▶ **Given entries**
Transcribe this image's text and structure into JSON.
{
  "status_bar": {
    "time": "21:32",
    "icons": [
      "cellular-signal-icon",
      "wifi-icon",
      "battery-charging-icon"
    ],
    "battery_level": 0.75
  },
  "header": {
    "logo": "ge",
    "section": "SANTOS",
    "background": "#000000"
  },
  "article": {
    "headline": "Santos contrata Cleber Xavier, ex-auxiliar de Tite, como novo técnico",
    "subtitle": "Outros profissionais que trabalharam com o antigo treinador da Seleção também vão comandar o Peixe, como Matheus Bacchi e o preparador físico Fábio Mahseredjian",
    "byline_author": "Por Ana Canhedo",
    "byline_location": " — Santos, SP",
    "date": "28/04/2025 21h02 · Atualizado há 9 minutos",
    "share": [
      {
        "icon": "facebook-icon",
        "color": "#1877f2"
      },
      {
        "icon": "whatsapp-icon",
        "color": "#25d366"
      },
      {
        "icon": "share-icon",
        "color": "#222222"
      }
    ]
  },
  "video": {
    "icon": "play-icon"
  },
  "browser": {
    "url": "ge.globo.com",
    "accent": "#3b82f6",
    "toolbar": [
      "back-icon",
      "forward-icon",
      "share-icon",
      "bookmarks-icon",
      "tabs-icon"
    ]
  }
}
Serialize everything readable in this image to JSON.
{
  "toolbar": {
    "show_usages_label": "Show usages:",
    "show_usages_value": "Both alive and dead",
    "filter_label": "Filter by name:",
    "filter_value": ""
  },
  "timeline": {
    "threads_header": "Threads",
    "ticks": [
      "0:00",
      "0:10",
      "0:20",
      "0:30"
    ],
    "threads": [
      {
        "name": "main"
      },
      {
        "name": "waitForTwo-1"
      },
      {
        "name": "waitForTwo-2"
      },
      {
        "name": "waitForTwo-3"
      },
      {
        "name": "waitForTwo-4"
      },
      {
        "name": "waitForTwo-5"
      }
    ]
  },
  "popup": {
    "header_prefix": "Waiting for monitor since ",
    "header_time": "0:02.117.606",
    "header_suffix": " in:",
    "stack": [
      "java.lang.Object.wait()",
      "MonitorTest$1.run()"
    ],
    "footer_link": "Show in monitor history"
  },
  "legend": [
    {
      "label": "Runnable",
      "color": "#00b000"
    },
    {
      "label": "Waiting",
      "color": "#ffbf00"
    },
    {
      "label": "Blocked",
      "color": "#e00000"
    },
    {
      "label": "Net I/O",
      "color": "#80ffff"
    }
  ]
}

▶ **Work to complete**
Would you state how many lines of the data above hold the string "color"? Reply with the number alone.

▶ **Exercise output**
7